    I'd endorse what sijomial wrote above: The choice of activity level, when synching a tracker, is about how a specific person prefers to get adjustments. Setting MFP at best-estimate activity levels will tend to result in some positive/some negative adjustments; setting at sedentary (if more active than that in reality) will result in bigger mostly positive adjustments. I'd always encourage a person synching a tracker to enable negative adjustments, so that the adjustments will tend to correct in either direction - whether more active or less active than the activity level estimate in MFP.

    For most people with a good brand/model tracker, that's a really good place to start, to estimate calorie needs. It relies on the same types of formulas as do MFP, TDEE calculators, etc., but applies them in a much more nuanced, personalized way.

    Most people are close to average, in the ways that are relevant to this type of estimating. A few will be less average, somewhere out toward the tails of the bell curve, either high or low. A very rare few will be quite far from average, so the device won't be close. (I'm sure, as an engineer, you're aware of how the statistics around normal distributions apply. Base calorie expenditure - BMR/RMR - tend to a relatively small standard deviation, i.e., tall narrow bell curve.
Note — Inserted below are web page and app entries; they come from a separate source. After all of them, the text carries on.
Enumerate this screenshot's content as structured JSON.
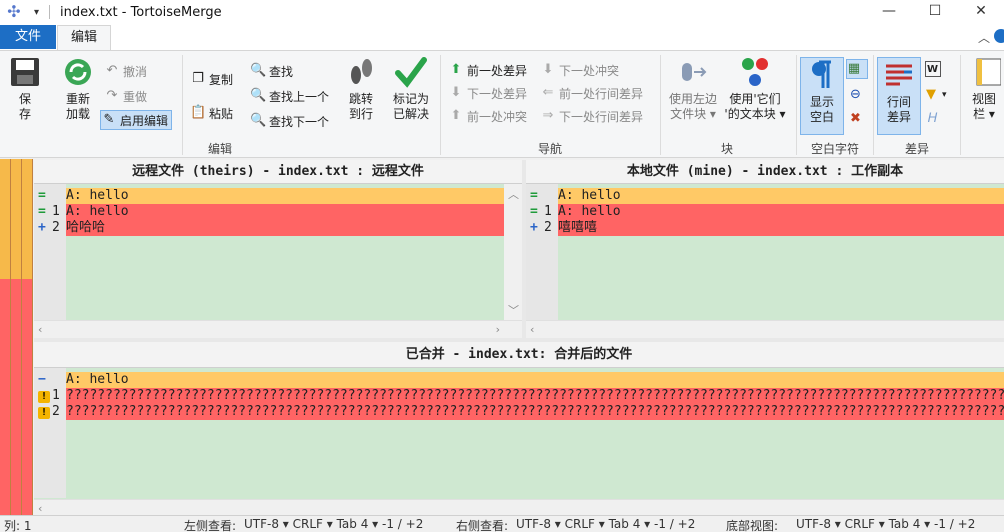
{
  "window": {
    "title": "index.txt - TortoiseMerge",
    "minimize": "—",
    "maximize": "☐",
    "close": "✕"
  },
  "ribbon_tabs": {
    "file": "文件",
    "edit": "编辑"
  },
  "ribbon": {
    "save": "保\n存",
    "reload": "重新\n加载",
    "undo": "撤消",
    "redo": "重做",
    "enable_edit": "启用编辑",
    "copy": "复制",
    "paste": "粘贴",
    "find": "查找",
    "find_prev": "查找上一个",
    "find_next": "查找下一个",
    "goto_line": "跳转\n到行",
    "mark_resolved": "标记为\n已解决",
    "group_edit": "编辑",
    "prev_diff": "前一处差异",
    "next_diff": "下一处差异",
    "prev_conflict": "前一处冲突",
    "next_conflict": "下一处冲突",
    "prev_inline_diff": "前一处行间差异",
    "next_inline_diff": "下一处行间差异",
    "group_nav": "导航",
    "use_left_block": "使用左边\n文件块 ▾",
    "use_their_block": "使用'它们\n'的文本块 ▾",
    "group_block": "块",
    "show_whitespace": "显示\n空白",
    "group_whitespace": "空白字符",
    "inline_diff": "行间\n差异",
    "group_diff": "差异",
    "view_bar": "视图\n栏 ▾"
  },
  "panes": {
    "theirs": {
      "header": "远程文件 (theirs) - index.txt : 远程文件",
      "lines": [
        {
          "mark": "=",
          "num": "",
          "text": "A: hello"
        },
        {
          "mark": "=",
          "num": "1",
          "text": "A: hello"
        },
        {
          "mark": "+",
          "num": "2",
          "text": "哈哈哈"
        }
      ]
    },
    "mine": {
      "header": "本地文件 (mine) - index.txt : 工作副本",
      "lines": [
        {
          "mark": "=",
          "num": "",
          "text": "A: hello"
        },
        {
          "mark": "=",
          "num": "1",
          "text": "A: hello"
        },
        {
          "mark": "+",
          "num": "2",
          "text": "嘻嘻嘻"
        }
      ]
    },
    "merged": {
      "header": "已合并 - index.txt: 合并后的文件",
      "lines": [
        {
          "mark": "−",
          "num": "",
          "text": "A: hello"
        },
        {
          "mark": "!",
          "num": "1",
          "text": "??????????????????????????????????????????????????????????????????????????????????????????????????????????????????????????????"
        },
        {
          "mark": "!",
          "num": "2",
          "text": "??????????????????????????????????????????????????????????????????????????????????????????????????????????????????????????????"
        }
      ]
    }
  },
  "statusbar": {
    "col": "列: 1",
    "left_view": "左侧查看:",
    "left_info": "UTF-8 ▾ CRLF ▾ Tab 4 ▾   -1 / +2",
    "right_view": "右侧查看:",
    "right_info": "UTF-8 ▾ CRLF ▾ Tab 4 ▾   -1 / +2",
    "bottom_view": "底部视图:",
    "bottom_info": "UTF-8 ▾ CRLF ▾ Tab 4 ▾   -1 / +2"
  },
  "colors": {
    "accent": "#1d6ec5",
    "unchanged_line": "#ffc966",
    "changed_line": "#ff6464",
    "empty_area": "#cfe8d1"
  }
}
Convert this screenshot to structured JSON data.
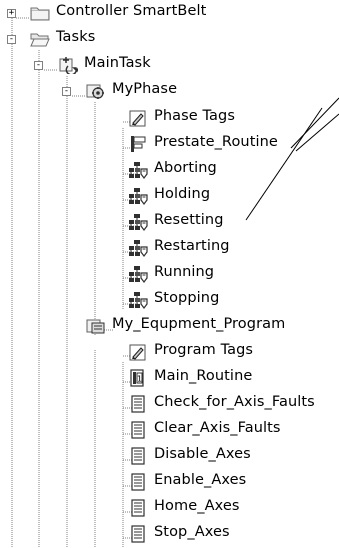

Activity levels can be a bit more complicated, but "averageness" is still what the trackers are estimating at.)

    IMO, the big question mark for you, when it comes to your Garmin's all-day estimate, is the breast-feeding, which the average person absolutely isn't doing. (You could be non-average in other ways, too, of course.) Apart from that, I'd certainly encourage you to use Garmin as your starting point.

    For any calorie estimate, experienced folks around here usually recommend that a person adopt a specific regimen - way of estimating exercise/activity, way of estimating/measuring food intake - and follow it consistently for 4-6 weeks (whole menstrual cycles, for those to whom that applies, because - obviously - hormone-mediated water weight shifts can mislead more, when comparing bodyweight at different relative points in the cycle). With several weeks of that n=1 experiment, it will usually become pretty obvious whether the estimates are reasonably close for that person, or need to be adjusted, as well as what a sensible adjustment might be.

    Personally, I like this "personal science fair experiment" aspect of it. For you, it might be a bit of a busman's holiday, but I'm sure as an engineer you have the math, measurement, and statistical skills to make that kind of approach more straightforward than it is for many people.

    I don't synch my Garmin tracker because its all-day estimates are far off for me, but I think that's more about me being non-average than the tracker estimating poorly in a generic sense. From "talking" with others here, the same brand/model is quite close for them. I still use it for exercise estimates in some cases because . . . what other option is there? (I do use other methods of estimating exercise calories for things for which I think there's a better source, usually a METS-based or watts-based one in those specific cases).